Should I Get a Flu Shot?
The Centers for Disease Control and Prevention announced that due to a mutation, this year's flu vaccine is only about 20 percent effective in protecting against the strain of the flu most individuals have been experiencing.
We asked Dr. Aaron Carlisle, family medicine physician at Community Physician Network, to explain what it means when a virus mutates and whether or not you should still get vaccinated.
What is the flu?
Influenza is a respiratory illness caused by a number of different viruses that infect the nose, throat and lungs. It is spread through droplets made when you sneeze or cough. Symptoms include, fever, cough, sore throat, body aches, headache and fatigue.
Flu season generally runs from October through March and tends to peak in February.
Who is at risk for getting the flu?
Everyone is at risk for getting the flu; however, individuals who have an increased risk of being hospitalized or dying from the flu are those over the age of 65 and those under age five.
Other conditions that put you at high risk for complications (hospitalization or death) from the flu include, lung disease, diabetes, heart disease, obesity and any condition that compromises the immune system.
What does it mean when a virus mutates?
Viruses, like the flu, can “drift” or “shift”.
Each time a virus replicates it mutates or changes a little - this is called drifting. When this happens it can cause the immune system not to recognize the virus as well. However, the body is still able to have a cross-reactivity to the new viral appearance and fight against the virus.
But as a virus drifts further away from the original viral strain they can form into an unrecognizable form. This is why flu vaccines are updated each year.
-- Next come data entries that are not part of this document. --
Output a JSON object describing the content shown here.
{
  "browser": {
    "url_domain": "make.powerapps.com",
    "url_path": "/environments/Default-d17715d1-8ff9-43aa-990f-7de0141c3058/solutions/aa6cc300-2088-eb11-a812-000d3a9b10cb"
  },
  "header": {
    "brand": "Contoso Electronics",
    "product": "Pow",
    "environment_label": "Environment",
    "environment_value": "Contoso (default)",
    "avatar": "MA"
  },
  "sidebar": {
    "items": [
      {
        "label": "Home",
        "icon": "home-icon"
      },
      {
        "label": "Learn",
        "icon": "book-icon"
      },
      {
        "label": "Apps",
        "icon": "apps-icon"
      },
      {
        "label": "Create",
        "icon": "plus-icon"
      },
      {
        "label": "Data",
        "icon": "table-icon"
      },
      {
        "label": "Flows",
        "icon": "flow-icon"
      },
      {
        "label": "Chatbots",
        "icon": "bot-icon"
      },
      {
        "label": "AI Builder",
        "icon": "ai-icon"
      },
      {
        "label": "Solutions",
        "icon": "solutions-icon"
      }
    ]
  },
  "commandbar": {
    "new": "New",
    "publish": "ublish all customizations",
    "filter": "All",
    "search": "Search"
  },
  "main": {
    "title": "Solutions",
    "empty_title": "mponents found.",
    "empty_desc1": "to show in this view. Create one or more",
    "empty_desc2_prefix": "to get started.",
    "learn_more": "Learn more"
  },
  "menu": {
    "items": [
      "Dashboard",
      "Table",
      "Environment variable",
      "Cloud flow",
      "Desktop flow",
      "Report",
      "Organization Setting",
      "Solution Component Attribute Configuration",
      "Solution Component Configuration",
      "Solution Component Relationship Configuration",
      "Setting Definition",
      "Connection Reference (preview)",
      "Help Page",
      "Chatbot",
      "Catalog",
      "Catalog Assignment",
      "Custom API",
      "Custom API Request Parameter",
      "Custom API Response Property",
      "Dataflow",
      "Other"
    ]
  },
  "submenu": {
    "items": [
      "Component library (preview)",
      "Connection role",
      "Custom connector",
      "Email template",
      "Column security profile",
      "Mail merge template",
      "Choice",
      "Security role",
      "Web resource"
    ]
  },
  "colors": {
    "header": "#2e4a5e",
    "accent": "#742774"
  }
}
A shift occurs with an abrupt major change happens to a virus, leaving it unrecognizable to the immune system. This is what happened in 2009 when the H1N1 virus outbreak occurred.
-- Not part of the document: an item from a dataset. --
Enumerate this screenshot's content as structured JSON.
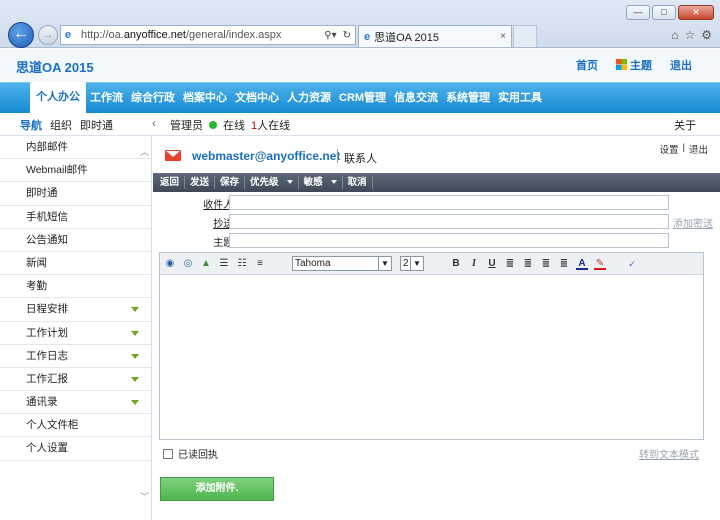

Will my flu shot work this year?
According to the CDC, this year’s vaccine covers two strains of Influenza A (H1N1 and H3N2) and one or two strains of Influenza B, depending on the shot.
Influenza A can change by both drift and shift, while Influenza B tends to change more slowly by drift. This year, the H3N2 strain has drifted/mutated.
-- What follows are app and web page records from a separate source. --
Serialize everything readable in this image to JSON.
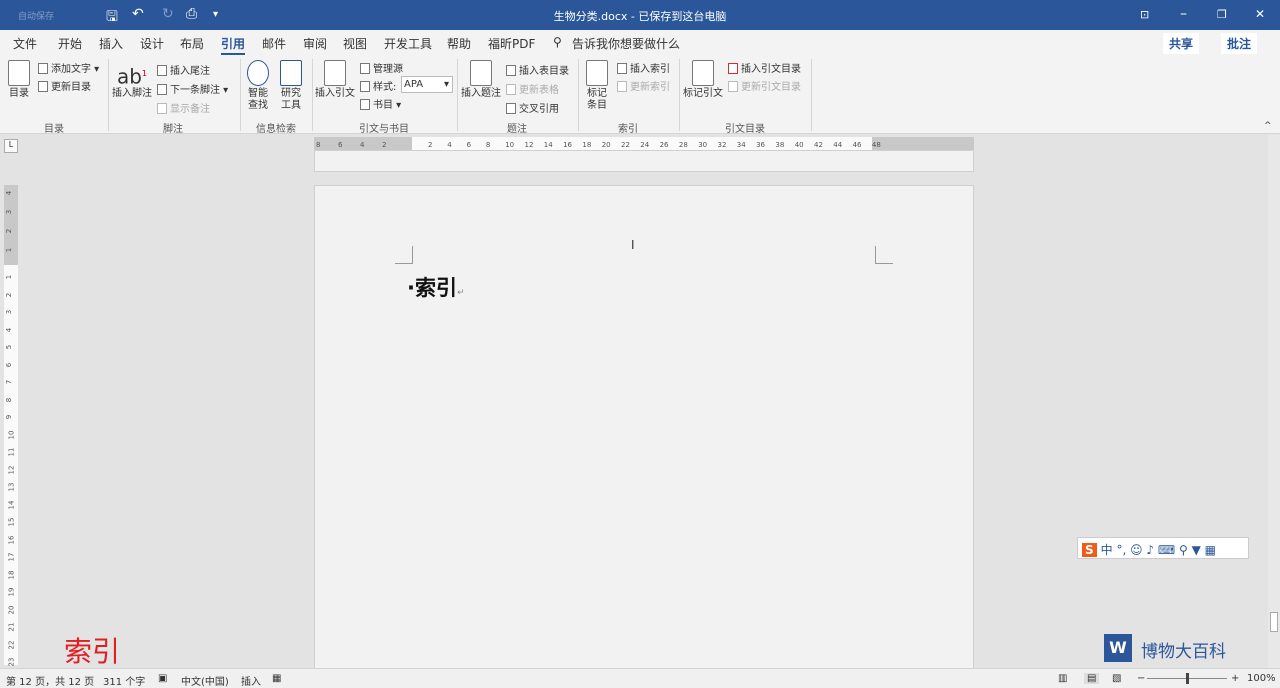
{
  "title_bar": {
    "autosave": "自动保存",
    "title": "生物分类.docx - 已保存到这台电脑",
    "icons": [
      "save-icon",
      "undo-icon",
      "redo-icon",
      "print-preview-icon",
      "customize-icon"
    ],
    "window_buttons": [
      "ribbon-display-icon",
      "minimize-icon",
      "restore-icon",
      "close-icon"
    ]
  },
  "tabs": [
    "文件",
    "开始",
    "插入",
    "设计",
    "布局",
    "引用",
    "邮件",
    "审阅",
    "视图",
    "开发工具",
    "帮助",
    "福昕PDF"
  ],
  "active_tab": "引用",
  "tell_me": "告诉我你想要做什么",
  "share": "共享",
  "comments": "批注",
  "ribbon": {
    "toc": {
      "big": "目录",
      "add_text": "添加文字",
      "update": "更新目录",
      "group": "目录"
    },
    "footnotes": {
      "big": "插入脚注",
      "endnote": "插入尾注",
      "next": "下一条脚注",
      "show": "显示备注",
      "group": "脚注"
    },
    "research": {
      "smart": "智能\n查找",
      "smart1": "智能",
      "smart2": "查找",
      "tools1": "研究",
      "tools2": "工具",
      "group": "信息检索"
    },
    "citations": {
      "big": "插入引文",
      "manage": "管理源",
      "style_label": "样式:",
      "style_value": "APA",
      "biblio": "书目",
      "group": "引文与书目"
    },
    "captions": {
      "big": "插入题注",
      "table_figs": "插入表目录",
      "update_table": "更新表格",
      "cross_ref": "交叉引用",
      "group": "题注"
    },
    "index": {
      "mark1": "标记",
      "mark2": "条目",
      "insert": "插入索引",
      "update": "更新索引",
      "group": "索引"
    },
    "toa": {
      "mark": "标记引文",
      "insert": "插入引文目录",
      "update": "更新引文目录",
      "group": "引文目录"
    }
  },
  "ruler": {
    "left": [
      "8",
      "6",
      "4",
      "2"
    ],
    "right": [
      "2",
      "4",
      "6",
      "8",
      "10",
      "12",
      "14",
      "16",
      "18",
      "20",
      "22",
      "24",
      "26",
      "28",
      "30",
      "32",
      "34",
      "36",
      "38",
      "40",
      "42",
      "44",
      "46",
      "48"
    ]
  },
  "vruler": [
    "4",
    "3",
    "2",
    "1",
    "1",
    "2",
    "3",
    "4",
    "5",
    "6",
    "7",
    "8",
    "9",
    "10",
    "11",
    "12",
    "13",
    "14",
    "15",
    "16",
    "17",
    "18",
    "19",
    "20",
    "21",
    "22",
    "23"
  ],
  "document": {
    "heading": "索引"
  },
  "overlay": {
    "caption": "索引",
    "watermark": "博物大百科",
    "ime": "中 °, ☺ ♪ ⌨ ⚲ ▼ ▦",
    "caption_color": "#e02020"
  },
  "status": {
    "page": "第 12 页，共 12 页",
    "words": "311 个字",
    "lang": "中文(中国)",
    "mode": "插入",
    "zoom": "100%"
  }
}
Although H3N2 virus has mutated, the vaccine still is partially effective against the strain. Not to mention, it fully protects against the other strains covered in the vaccine.
So, should I get the shot?
Yes, simply put, the number one way to prevent influenza is through yearly immunization. For more information visit the CDC website or contact your physician.
Protect yourself against the flu.
Besides getting the flu shot it is important to prevent the spread of germs. Frequent hand washing and hand sanitizer use are critical, as well as cleaning surfaces that may harbor germs (keyboards, door handles, etc.). Always avoid coughing or sneezing into your hands and stay away from people who are infected with the flu.